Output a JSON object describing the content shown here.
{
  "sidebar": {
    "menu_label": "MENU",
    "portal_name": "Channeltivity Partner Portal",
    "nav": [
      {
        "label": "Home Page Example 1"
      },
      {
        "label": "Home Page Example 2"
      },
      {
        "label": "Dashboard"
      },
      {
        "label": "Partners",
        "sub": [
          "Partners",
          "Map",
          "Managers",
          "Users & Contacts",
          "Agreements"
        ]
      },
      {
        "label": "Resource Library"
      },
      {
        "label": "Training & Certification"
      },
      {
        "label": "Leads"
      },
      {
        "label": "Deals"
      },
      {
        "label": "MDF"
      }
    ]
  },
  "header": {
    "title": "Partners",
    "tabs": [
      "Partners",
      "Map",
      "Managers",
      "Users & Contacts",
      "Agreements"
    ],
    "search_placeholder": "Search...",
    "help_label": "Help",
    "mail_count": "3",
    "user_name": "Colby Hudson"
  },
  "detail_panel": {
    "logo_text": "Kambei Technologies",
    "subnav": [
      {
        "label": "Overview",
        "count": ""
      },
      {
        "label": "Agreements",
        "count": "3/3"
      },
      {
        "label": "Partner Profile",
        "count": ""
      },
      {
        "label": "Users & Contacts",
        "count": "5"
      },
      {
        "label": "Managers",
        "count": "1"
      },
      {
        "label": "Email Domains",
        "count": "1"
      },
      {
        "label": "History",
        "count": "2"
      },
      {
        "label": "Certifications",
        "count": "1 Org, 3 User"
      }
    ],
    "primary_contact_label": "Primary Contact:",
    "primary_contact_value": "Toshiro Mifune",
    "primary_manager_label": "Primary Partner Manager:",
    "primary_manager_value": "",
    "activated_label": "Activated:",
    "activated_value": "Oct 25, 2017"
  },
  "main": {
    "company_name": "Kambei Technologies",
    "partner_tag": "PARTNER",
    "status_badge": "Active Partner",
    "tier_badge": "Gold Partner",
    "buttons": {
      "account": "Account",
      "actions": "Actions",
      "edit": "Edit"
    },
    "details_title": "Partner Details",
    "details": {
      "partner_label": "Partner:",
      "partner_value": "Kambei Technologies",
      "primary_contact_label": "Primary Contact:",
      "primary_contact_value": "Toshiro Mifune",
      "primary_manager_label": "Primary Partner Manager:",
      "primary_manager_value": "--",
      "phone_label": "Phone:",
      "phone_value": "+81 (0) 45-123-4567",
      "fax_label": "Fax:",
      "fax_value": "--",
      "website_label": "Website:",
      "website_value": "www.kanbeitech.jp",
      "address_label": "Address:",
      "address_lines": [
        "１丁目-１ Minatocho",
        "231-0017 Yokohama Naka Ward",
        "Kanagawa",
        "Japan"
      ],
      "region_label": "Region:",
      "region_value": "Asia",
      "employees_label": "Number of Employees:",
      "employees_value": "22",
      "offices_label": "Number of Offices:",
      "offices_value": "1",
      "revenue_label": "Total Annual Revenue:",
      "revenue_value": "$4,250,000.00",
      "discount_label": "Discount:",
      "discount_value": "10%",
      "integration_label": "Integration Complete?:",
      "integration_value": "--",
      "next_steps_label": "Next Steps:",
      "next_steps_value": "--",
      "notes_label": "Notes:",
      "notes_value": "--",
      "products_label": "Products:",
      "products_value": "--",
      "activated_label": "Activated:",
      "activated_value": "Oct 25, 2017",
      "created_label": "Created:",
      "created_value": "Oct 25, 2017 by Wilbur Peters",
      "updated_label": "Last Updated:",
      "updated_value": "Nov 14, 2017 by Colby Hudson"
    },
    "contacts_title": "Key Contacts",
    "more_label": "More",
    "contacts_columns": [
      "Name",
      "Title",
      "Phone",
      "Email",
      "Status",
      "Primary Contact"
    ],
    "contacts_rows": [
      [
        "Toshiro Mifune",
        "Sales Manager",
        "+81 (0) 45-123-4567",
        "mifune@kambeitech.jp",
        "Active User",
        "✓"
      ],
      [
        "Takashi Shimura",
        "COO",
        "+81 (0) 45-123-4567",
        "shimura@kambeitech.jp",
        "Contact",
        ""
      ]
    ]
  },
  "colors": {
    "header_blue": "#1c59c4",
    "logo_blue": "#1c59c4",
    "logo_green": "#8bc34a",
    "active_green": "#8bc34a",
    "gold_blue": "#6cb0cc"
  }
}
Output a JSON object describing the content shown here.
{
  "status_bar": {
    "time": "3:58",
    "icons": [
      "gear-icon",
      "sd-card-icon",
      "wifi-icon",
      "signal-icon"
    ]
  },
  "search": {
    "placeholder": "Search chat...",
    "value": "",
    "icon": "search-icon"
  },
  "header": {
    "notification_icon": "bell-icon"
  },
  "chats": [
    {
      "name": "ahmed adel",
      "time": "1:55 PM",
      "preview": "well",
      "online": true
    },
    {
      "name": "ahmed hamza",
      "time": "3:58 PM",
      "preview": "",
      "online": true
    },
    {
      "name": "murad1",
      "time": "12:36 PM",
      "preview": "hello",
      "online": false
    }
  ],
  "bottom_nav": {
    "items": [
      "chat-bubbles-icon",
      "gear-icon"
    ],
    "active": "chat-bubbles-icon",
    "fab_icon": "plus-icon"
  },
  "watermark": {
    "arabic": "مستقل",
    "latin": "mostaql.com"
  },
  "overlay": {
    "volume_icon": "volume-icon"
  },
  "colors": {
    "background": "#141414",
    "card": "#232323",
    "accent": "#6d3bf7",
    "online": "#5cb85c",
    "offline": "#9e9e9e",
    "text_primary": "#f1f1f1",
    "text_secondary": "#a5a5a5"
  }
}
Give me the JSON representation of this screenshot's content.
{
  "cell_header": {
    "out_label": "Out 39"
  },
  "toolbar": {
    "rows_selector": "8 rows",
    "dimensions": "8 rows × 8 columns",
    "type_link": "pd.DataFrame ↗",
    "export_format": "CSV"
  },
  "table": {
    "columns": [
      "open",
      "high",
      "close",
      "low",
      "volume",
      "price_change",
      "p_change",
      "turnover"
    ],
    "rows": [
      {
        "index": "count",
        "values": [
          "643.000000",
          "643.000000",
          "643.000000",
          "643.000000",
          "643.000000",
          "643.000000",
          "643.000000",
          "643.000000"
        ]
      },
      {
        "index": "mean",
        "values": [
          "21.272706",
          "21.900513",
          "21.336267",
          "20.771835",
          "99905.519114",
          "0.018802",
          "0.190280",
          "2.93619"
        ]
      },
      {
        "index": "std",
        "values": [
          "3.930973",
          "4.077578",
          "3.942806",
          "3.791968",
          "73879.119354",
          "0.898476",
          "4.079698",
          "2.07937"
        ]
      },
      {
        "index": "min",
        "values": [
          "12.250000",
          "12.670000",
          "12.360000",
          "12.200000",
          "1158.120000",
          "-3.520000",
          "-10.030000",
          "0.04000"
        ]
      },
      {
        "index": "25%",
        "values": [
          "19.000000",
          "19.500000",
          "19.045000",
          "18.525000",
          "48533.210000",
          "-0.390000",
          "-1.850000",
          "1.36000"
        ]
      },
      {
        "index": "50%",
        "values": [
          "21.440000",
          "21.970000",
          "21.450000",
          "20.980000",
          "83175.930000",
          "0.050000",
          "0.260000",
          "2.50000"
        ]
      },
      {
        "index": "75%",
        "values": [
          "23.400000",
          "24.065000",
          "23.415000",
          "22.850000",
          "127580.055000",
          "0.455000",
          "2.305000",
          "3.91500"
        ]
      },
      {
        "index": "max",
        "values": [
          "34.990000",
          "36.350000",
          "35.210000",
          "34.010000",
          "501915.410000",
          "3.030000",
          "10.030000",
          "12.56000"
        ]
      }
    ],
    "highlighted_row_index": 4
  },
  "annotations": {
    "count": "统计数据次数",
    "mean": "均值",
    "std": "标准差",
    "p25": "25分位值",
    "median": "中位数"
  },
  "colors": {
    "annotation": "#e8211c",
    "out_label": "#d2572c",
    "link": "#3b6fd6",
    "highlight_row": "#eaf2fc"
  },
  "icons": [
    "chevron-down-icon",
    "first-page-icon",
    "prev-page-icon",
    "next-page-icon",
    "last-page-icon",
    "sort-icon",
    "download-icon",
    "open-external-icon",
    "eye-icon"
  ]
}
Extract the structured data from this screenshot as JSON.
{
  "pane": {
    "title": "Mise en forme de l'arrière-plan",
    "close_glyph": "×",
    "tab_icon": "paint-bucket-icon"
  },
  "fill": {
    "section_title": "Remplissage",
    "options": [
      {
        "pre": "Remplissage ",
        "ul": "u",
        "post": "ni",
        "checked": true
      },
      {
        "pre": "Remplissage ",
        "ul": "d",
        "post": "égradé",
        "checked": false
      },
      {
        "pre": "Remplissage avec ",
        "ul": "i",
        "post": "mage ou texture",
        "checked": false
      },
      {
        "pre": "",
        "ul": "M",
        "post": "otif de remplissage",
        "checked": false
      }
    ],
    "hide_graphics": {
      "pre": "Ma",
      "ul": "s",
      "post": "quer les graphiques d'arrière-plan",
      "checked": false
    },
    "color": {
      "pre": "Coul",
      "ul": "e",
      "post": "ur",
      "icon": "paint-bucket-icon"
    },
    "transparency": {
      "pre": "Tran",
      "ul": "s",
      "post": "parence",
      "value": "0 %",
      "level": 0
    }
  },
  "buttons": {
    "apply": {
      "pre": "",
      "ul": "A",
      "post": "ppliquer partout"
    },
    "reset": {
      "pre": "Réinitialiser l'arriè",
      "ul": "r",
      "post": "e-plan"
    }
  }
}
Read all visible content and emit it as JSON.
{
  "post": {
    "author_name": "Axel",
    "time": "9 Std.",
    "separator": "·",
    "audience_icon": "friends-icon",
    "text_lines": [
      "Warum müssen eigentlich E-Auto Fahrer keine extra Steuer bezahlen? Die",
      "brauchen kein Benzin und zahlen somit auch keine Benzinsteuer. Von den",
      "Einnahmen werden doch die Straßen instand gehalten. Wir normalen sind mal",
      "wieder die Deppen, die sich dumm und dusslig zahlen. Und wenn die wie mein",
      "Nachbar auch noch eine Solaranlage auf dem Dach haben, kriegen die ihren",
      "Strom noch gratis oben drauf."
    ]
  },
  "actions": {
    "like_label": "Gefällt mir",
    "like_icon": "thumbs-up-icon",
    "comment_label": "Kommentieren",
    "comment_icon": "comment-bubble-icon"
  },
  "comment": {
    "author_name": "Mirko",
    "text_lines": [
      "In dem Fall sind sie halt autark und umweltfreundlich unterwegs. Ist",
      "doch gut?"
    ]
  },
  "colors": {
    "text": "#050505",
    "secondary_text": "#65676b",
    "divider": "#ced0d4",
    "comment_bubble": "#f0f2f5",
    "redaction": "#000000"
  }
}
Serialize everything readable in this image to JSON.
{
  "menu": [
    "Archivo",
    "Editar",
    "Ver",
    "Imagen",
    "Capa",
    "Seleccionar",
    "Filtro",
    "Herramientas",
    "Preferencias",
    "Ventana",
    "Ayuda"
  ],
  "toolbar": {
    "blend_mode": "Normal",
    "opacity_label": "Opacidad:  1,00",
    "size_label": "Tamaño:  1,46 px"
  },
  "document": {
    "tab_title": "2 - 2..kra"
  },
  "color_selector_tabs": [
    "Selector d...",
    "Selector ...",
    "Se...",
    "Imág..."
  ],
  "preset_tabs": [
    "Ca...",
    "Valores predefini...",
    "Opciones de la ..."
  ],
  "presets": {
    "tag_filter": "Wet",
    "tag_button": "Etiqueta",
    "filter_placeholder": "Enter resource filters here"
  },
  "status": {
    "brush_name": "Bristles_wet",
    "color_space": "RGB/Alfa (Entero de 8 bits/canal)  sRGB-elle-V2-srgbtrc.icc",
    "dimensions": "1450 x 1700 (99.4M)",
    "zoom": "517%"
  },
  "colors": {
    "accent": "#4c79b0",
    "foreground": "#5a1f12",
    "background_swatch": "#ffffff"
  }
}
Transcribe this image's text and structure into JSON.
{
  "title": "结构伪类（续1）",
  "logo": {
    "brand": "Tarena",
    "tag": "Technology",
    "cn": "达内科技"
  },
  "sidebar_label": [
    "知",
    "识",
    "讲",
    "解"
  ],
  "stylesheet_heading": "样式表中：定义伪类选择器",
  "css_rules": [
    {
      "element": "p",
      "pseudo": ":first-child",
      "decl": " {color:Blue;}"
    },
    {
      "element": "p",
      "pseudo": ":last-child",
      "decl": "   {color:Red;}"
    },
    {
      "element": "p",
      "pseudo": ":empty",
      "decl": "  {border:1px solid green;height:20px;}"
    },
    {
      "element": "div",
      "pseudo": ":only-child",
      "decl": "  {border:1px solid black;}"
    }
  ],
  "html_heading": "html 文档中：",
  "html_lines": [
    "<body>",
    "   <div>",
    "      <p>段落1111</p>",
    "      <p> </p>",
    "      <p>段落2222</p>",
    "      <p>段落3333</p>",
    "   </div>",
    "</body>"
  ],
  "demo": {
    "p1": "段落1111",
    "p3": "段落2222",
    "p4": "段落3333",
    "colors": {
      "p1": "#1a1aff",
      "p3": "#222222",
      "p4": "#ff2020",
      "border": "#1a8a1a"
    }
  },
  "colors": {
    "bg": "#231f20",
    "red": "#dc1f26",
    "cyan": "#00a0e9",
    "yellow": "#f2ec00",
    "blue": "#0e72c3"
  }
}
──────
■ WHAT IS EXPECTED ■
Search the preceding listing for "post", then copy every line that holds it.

■ TASK SOLUTION ■
        "post": "ni",
        "post": "égradé",
        "post": "mage ou texture",
        "post": "otif de remplissage",
      "post": "quer les graphiques d'arrière-plan",
      "post": "ur",
      "post": "parence",
      "post": "ppliquer partout"
      "post": "e-plan"
  "post": {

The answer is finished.